─── Information supplied

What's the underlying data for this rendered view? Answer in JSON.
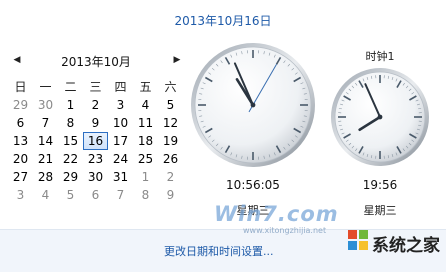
{
  "header": {
    "date": "2013年10月16日"
  },
  "calendar": {
    "month_title": "2013年10月",
    "prev_icon": "triangle-left-icon",
    "next_icon": "triangle-right-icon",
    "weekdays": [
      "日",
      "一",
      "二",
      "三",
      "四",
      "五",
      "六"
    ],
    "weeks": [
      [
        "29",
        "30",
        "1",
        "2",
        "3",
        "4",
        "5"
      ],
      [
        "6",
        "7",
        "8",
        "9",
        "10",
        "11",
        "12"
      ],
      [
        "13",
        "14",
        "15",
        "16",
        "17",
        "18",
        "19"
      ],
      [
        "20",
        "21",
        "22",
        "23",
        "24",
        "25",
        "26"
      ],
      [
        "27",
        "28",
        "29",
        "30",
        "31",
        "1",
        "2"
      ],
      [
        "3",
        "4",
        "5",
        "6",
        "7",
        "8",
        "9"
      ]
    ],
    "today": "16"
  },
  "clocks": {
    "main": {
      "time": "10:56:05",
      "label": "星期三"
    },
    "extra": {
      "title": "时钟1",
      "time": "19:56",
      "label": "星期三"
    }
  },
  "footer": {
    "link": "更改日期和时间设置..."
  },
  "watermark": {
    "text": "Win7.com",
    "url": "www.xitongzhijia.net",
    "logo_text": "系统之家"
  },
  "colors": {
    "accent": "#1e5aa8",
    "today_border": "#2c6ec2"
  }
}
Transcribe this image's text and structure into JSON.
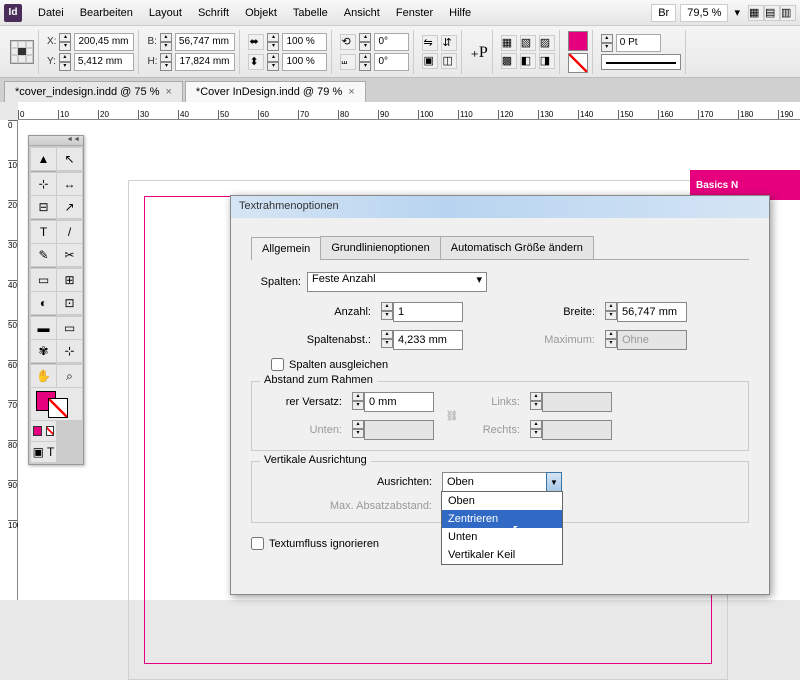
{
  "menu": {
    "items": [
      "Datei",
      "Bearbeiten",
      "Layout",
      "Schrift",
      "Objekt",
      "Tabelle",
      "Ansicht",
      "Fenster",
      "Hilfe"
    ],
    "bridge": "Br",
    "zoom": "79,5 %"
  },
  "ctrl": {
    "x": "200,45 mm",
    "y": "5,412 mm",
    "w": "56,747 mm",
    "h": "17,824 mm",
    "sx": "100 %",
    "sy": "100 %",
    "rot": "0°",
    "shear": "0°",
    "stroke": "0 Pt"
  },
  "tabs": [
    {
      "label": "*cover_indesign.indd @ 75 %",
      "active": false
    },
    {
      "label": "*Cover InDesign.indd @ 79 %",
      "active": true
    }
  ],
  "ruler": [
    "0",
    "10",
    "20",
    "30",
    "40",
    "50",
    "60",
    "70",
    "80",
    "90",
    "100",
    "110",
    "120",
    "130",
    "140",
    "150",
    "160",
    "170",
    "180",
    "190"
  ],
  "rulerV": [
    "0",
    "10",
    "20",
    "30",
    "40",
    "50",
    "60",
    "70",
    "80",
    "90",
    "100"
  ],
  "pinkbox": "Basics N",
  "tools": [
    "▲",
    "↖",
    "⊹",
    "↔",
    "⊟",
    "↗",
    "T",
    "/",
    "✎",
    "✂",
    "▭",
    "⊞",
    "◐",
    "⊡",
    "▬",
    "▭",
    "✾",
    "⊹",
    "✋",
    "⌕"
  ],
  "dialog": {
    "title": "Textrahmenoptionen",
    "tabs": [
      "Allgemein",
      "Grundlinienoptionen",
      "Automatisch Größe ändern"
    ],
    "spalten": {
      "label": "Spalten:",
      "value": "Feste Anzahl",
      "anzahl_l": "Anzahl:",
      "anzahl": "1",
      "breite_l": "Breite:",
      "breite": "56,747 mm",
      "abst_l": "Spaltenabst.:",
      "abst": "4,233 mm",
      "max_l": "Maximum:",
      "max": "Ohne",
      "ausgl": "Spalten ausgleichen"
    },
    "abstand": {
      "legend": "Abstand zum Rahmen",
      "versatz_l": "rer Versatz:",
      "versatz": "0 mm",
      "unten_l": "Unten:",
      "links_l": "Links:",
      "rechts_l": "Rechts:"
    },
    "vert": {
      "legend": "Vertikale Ausrichtung",
      "ausr_l": "Ausrichten:",
      "ausr": "Oben",
      "maxabs_l": "Max. Absatzabstand:",
      "options": [
        "Oben",
        "Zentrieren",
        "Unten",
        "Vertikaler Keil"
      ]
    },
    "textfluss": "Textumfluss ignorieren"
  }
}
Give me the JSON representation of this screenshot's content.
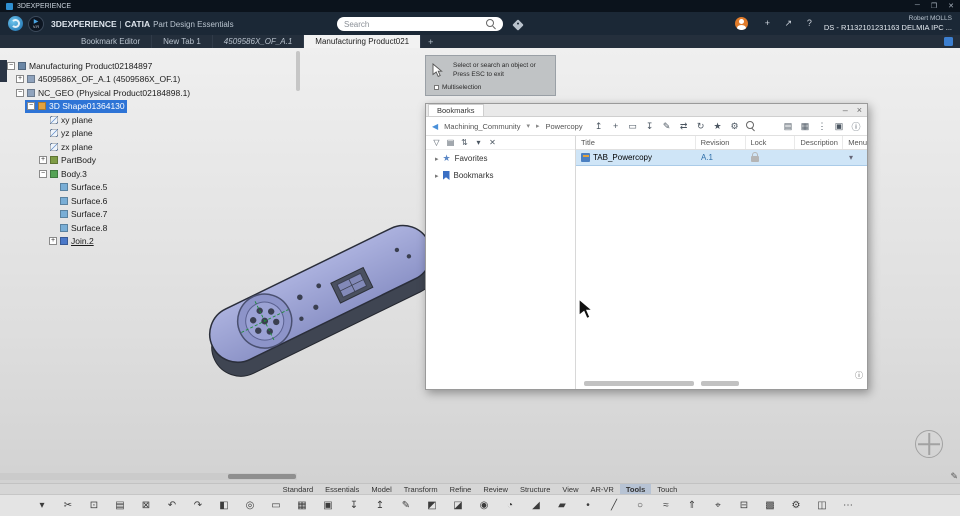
{
  "titlebar": {
    "app_name": "3DEXPERIENCE",
    "minimize": "─",
    "maximize": "❐",
    "close": "✕"
  },
  "header": {
    "brand": "3DEXPERIENCE",
    "divider": "|",
    "app": "CATIA",
    "module": "Part Design Essentials",
    "play_label": "V.R",
    "play_glyph": "▶",
    "search_placeholder": "Search",
    "user_name": "Robert MOLLS",
    "server_id": "DS - R1132101231163 DELMIA IPC ...",
    "actions": [
      {
        "glyph": "+",
        "name": "add-icon"
      },
      {
        "glyph": "↗",
        "name": "share-icon"
      },
      {
        "glyph": "?",
        "name": "help-icon"
      }
    ]
  },
  "tabbar": {
    "tabs": [
      {
        "label": "Bookmark Editor",
        "cls": ""
      },
      {
        "label": "New Tab 1",
        "cls": ""
      },
      {
        "label": "4509586X_OF_A.1",
        "cls": "italic"
      },
      {
        "label": "Manufacturing Product021",
        "cls": "active"
      }
    ],
    "new_tab": "+"
  },
  "tooltip": {
    "line1": "Select or search an object or",
    "line2": "Press ESC to exit",
    "checkbox_label": "Multiselection"
  },
  "tree": {
    "items": [
      {
        "label": "Manufacturing Product02184897",
        "exp": "−",
        "expcls": "box",
        "icon": "ic-root",
        "cls": "lvl0"
      },
      {
        "label": "4509586X_OF_A.1 (4509586X_OF.1)",
        "exp": "+",
        "expcls": "box",
        "icon": "ic-product",
        "cls": "lvl1"
      },
      {
        "label": "NC_GEO (Physical Product02184898.1)",
        "exp": "−",
        "expcls": "box",
        "icon": "ic-product",
        "cls": "lvl1"
      },
      {
        "label": "3D Shape01364130",
        "exp": "−",
        "expcls": "box",
        "icon": "ic-shape",
        "cls": "lvl2 selected"
      },
      {
        "label": "xy plane",
        "exp": "",
        "expcls": "hid",
        "icon": "ic-plane",
        "cls": "lvl3"
      },
      {
        "label": "yz plane",
        "exp": "",
        "expcls": "hid",
        "icon": "ic-plane",
        "cls": "lvl3"
      },
      {
        "label": "zx plane",
        "exp": "",
        "expcls": "hid",
        "icon": "ic-plane",
        "cls": "lvl3"
      },
      {
        "label": "PartBody",
        "exp": "+",
        "expcls": "box",
        "icon": "ic-partbody",
        "cls": "lvl3"
      },
      {
        "label": "Body.3",
        "exp": "−",
        "expcls": "box",
        "icon": "ic-body",
        "cls": "lvl3"
      },
      {
        "label": "Surface.5",
        "exp": "",
        "expcls": "hid",
        "icon": "ic-surface",
        "cls": "lvl4"
      },
      {
        "label": "Surface.6",
        "exp": "",
        "expcls": "hid",
        "icon": "ic-surface",
        "cls": "lvl4"
      },
      {
        "label": "Surface.7",
        "exp": "",
        "expcls": "hid",
        "icon": "ic-surface",
        "cls": "lvl4"
      },
      {
        "label": "Surface.8",
        "exp": "",
        "expcls": "hid",
        "icon": "ic-surface",
        "cls": "lvl4"
      },
      {
        "label": "Join.2",
        "exp": "+",
        "expcls": "box",
        "icon": "ic-join",
        "cls": "lvl4 link"
      }
    ]
  },
  "panel": {
    "title": "Bookmarks",
    "minimize": "–",
    "close": "×",
    "back": "◀",
    "breadcrumb": {
      "root": "Machining_Community",
      "caret": "▾",
      "sep": "▸",
      "current": "Powercopy"
    },
    "toolbar_icons": [
      {
        "glyph": "↥",
        "name": "upload-icon"
      },
      {
        "glyph": "+",
        "name": "add-icon"
      },
      {
        "glyph": "▭",
        "name": "new-folder-icon"
      },
      {
        "glyph": "↧",
        "name": "download-icon"
      },
      {
        "glyph": "✎",
        "name": "edit-icon"
      },
      {
        "glyph": "⇄",
        "name": "transfer-icon"
      },
      {
        "glyph": "↻",
        "name": "refresh-icon"
      },
      {
        "glyph": "★",
        "name": "favorite-icon"
      },
      {
        "glyph": "⚙",
        "name": "settings-icon"
      }
    ],
    "toolbar_icons2": [
      {
        "glyph": "▤",
        "name": "list-view-icon"
      },
      {
        "glyph": "▦",
        "name": "grid-view-icon"
      },
      {
        "glyph": "⋮",
        "name": "more-icon"
      },
      {
        "glyph": "▣",
        "name": "tile-view-icon"
      },
      {
        "glyph": "ⓘ",
        "name": "info-icon"
      }
    ],
    "filter_icons": [
      {
        "glyph": "▽",
        "name": "filter-icon"
      },
      {
        "glyph": "▤",
        "name": "group-icon"
      },
      {
        "glyph": "⇅",
        "name": "sort-icon"
      },
      {
        "glyph": "▾",
        "name": "sort-options-icon"
      },
      {
        "glyph": "✕",
        "name": "clear-filter-icon"
      }
    ],
    "columns": [
      "Title",
      "Revision",
      "Lock",
      "Description",
      "Menu"
    ],
    "nav": [
      {
        "exp": "▸",
        "label": "Favorites"
      },
      {
        "exp": "▸",
        "label": "Bookmarks"
      }
    ],
    "rows": [
      {
        "title": "TAB_Powercopy",
        "revision": "A.1",
        "menu": "▾"
      }
    ],
    "info_glyph": "ⓘ"
  },
  "ribbon": {
    "sections": [
      {
        "label": "Standard",
        "cls": ""
      },
      {
        "label": "Essentials",
        "cls": ""
      },
      {
        "label": "Model",
        "cls": ""
      },
      {
        "label": "Transform",
        "cls": ""
      },
      {
        "label": "Refine",
        "cls": ""
      },
      {
        "label": "Review",
        "cls": ""
      },
      {
        "label": "Structure",
        "cls": ""
      },
      {
        "label": "View",
        "cls": ""
      },
      {
        "label": "AR-VR",
        "cls": ""
      },
      {
        "label": "Tools",
        "cls": "active"
      },
      {
        "label": "Touch",
        "cls": ""
      }
    ]
  },
  "toolbar": {
    "icons": [
      {
        "glyph": "▾",
        "name": "options-chevron-icon"
      },
      {
        "glyph": "✂",
        "name": "cut-icon"
      },
      {
        "glyph": "⊡",
        "name": "copy-icon"
      },
      {
        "glyph": "▤",
        "name": "paste-icon"
      },
      {
        "glyph": "⊠",
        "name": "delete-icon"
      },
      {
        "glyph": "↶",
        "name": "undo-icon"
      },
      {
        "glyph": "↷",
        "name": "redo-icon"
      },
      {
        "glyph": "◧",
        "name": "paint-icon"
      },
      {
        "glyph": "◎",
        "name": "zoom-icon"
      },
      {
        "glyph": "▭",
        "name": "open-icon"
      },
      {
        "glyph": "▦",
        "name": "print-icon"
      },
      {
        "glyph": "▣",
        "name": "save-icon"
      },
      {
        "glyph": "↧",
        "name": "import-icon"
      },
      {
        "glyph": "↥",
        "name": "export-icon"
      },
      {
        "glyph": "✎",
        "name": "sketch-icon"
      },
      {
        "glyph": "◩",
        "name": "pad-icon"
      },
      {
        "glyph": "◪",
        "name": "pocket-icon"
      },
      {
        "glyph": "◉",
        "name": "hole-icon"
      },
      {
        "glyph": "◔",
        "name": "fillet-icon"
      },
      {
        "glyph": "◢",
        "name": "chamfer-icon"
      },
      {
        "glyph": "▰",
        "name": "plane-icon"
      },
      {
        "glyph": "•",
        "name": "point-icon"
      },
      {
        "glyph": "╱",
        "name": "line-icon"
      },
      {
        "glyph": "○",
        "name": "circle-icon"
      },
      {
        "glyph": "≈",
        "name": "spline-icon"
      },
      {
        "glyph": "⇑",
        "name": "extrude-icon"
      },
      {
        "glyph": "⌖",
        "name": "measure-icon"
      },
      {
        "glyph": "⊟",
        "name": "section-icon"
      },
      {
        "glyph": "▩",
        "name": "material-icon"
      },
      {
        "glyph": "⚙",
        "name": "settings-icon"
      },
      {
        "glyph": "◫",
        "name": "view-icon"
      },
      {
        "glyph": "⋯",
        "name": "more-icon"
      }
    ]
  },
  "colors": {
    "accent": "#2e74d6",
    "selection_row": "#cfe5f7",
    "header_bg": "#1b2836",
    "model_top": "#9aa2d6",
    "model_side": "#3f4552"
  }
}
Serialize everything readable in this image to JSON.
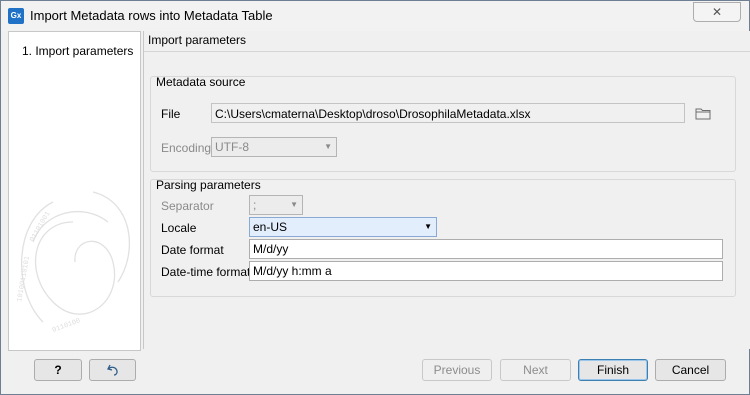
{
  "window": {
    "title": "Import Metadata rows into Metadata Table",
    "app_icon_label": "Gx",
    "close_glyph": "✕"
  },
  "steps": {
    "items": [
      {
        "label": "1.   Import parameters"
      }
    ]
  },
  "page": {
    "title": "Import parameters"
  },
  "metadata_source": {
    "title": "Metadata source",
    "file_label": "File",
    "file_value": "C:\\Users\\cmaterna\\Desktop\\droso\\DrosophilaMetadata.xlsx",
    "encoding_label": "Encoding",
    "encoding_value": "UTF-8"
  },
  "parsing": {
    "title": "Parsing parameters",
    "separator_label": "Separator",
    "separator_value": ";",
    "locale_label": "Locale",
    "locale_value": "en-US",
    "date_format_label": "Date format",
    "date_format_value": "M/d/yy",
    "datetime_format_label": "Date-time format",
    "datetime_format_value": "M/d/yy h:mm a"
  },
  "buttons": {
    "help": "?",
    "previous": "Previous",
    "next": "Next",
    "finish": "Finish",
    "cancel": "Cancel"
  },
  "icons": {
    "app": "app-icon",
    "close": "close-icon",
    "folder": "folder-icon",
    "reset": "undo-icon",
    "dropdown": "chevron-down-icon"
  },
  "colors": {
    "app_icon": "#1f72c6",
    "locale_highlight": "#e3eefc",
    "primary_border": "#3c7fb1"
  }
}
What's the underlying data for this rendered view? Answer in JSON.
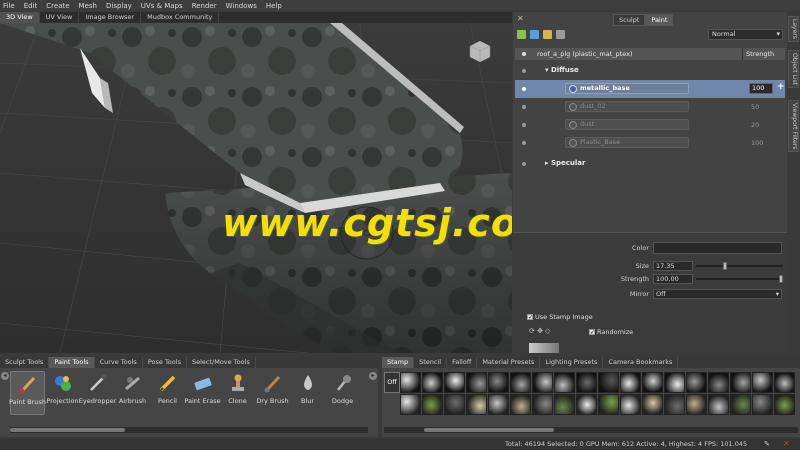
{
  "menu": [
    "File",
    "Edit",
    "Create",
    "Mesh",
    "Display",
    "UVs & Maps",
    "Render",
    "Windows",
    "Help"
  ],
  "viewport_tabs": [
    "3D View",
    "UV View",
    "Image Browser",
    "Mudbox Community"
  ],
  "watermark": "www.cgtsj.com",
  "right_panel": {
    "tabs": [
      "Sculpt",
      "Paint"
    ],
    "blend_mode": "Normal",
    "layer_name": "roof_a_plg (plastic_mat_ptex)",
    "strength_header": "Strength",
    "groups": [
      "Diffuse",
      "Specular"
    ],
    "channels": [
      {
        "name": "metallic_base",
        "value": "100"
      },
      {
        "name": "dust_02",
        "value": "50"
      },
      {
        "name": "dust",
        "value": "20"
      },
      {
        "name": "Plastic_Base",
        "value": "100"
      }
    ],
    "side_tabs": [
      "Layers",
      "Object List",
      "Viewport Filters"
    ]
  },
  "properties": {
    "color_label": "Color",
    "size_label": "Size",
    "size_value": "17.35",
    "size_level": 0.32,
    "strength_label": "Strength",
    "strength_value": "100.00",
    "strength_level": 1.0,
    "mirror_label": "Mirror",
    "mirror_value": "Off",
    "use_stamp_label": "Use Stamp Image",
    "randomize_label": "Randomize"
  },
  "shelf": {
    "tabs": [
      "Sculpt Tools",
      "Paint Tools",
      "Curve Tools",
      "Pose Tools",
      "Select/Move Tools"
    ],
    "tools": [
      "Paint Brush",
      "Projection",
      "Eyedropper",
      "Airbrush",
      "Pencil",
      "Paint Erase",
      "Clone",
      "Dry Brush",
      "Blur",
      "Dodge"
    ]
  },
  "stamp": {
    "tabs": [
      "Stamp",
      "Stencil",
      "Falloff",
      "Material Presets",
      "Lighting Presets",
      "Camera Bookmarks"
    ],
    "off_label": "Off"
  },
  "status": "Total: 46194  Selected: 0 GPU Mem: 612  Active: 4, Highest: 4  FPS: 101.045"
}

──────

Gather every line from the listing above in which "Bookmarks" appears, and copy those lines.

#### [Answer to this exercise]
    "title": "Bookmarks",
        "label": "Bookmarks"
      "Camera Bookmarks"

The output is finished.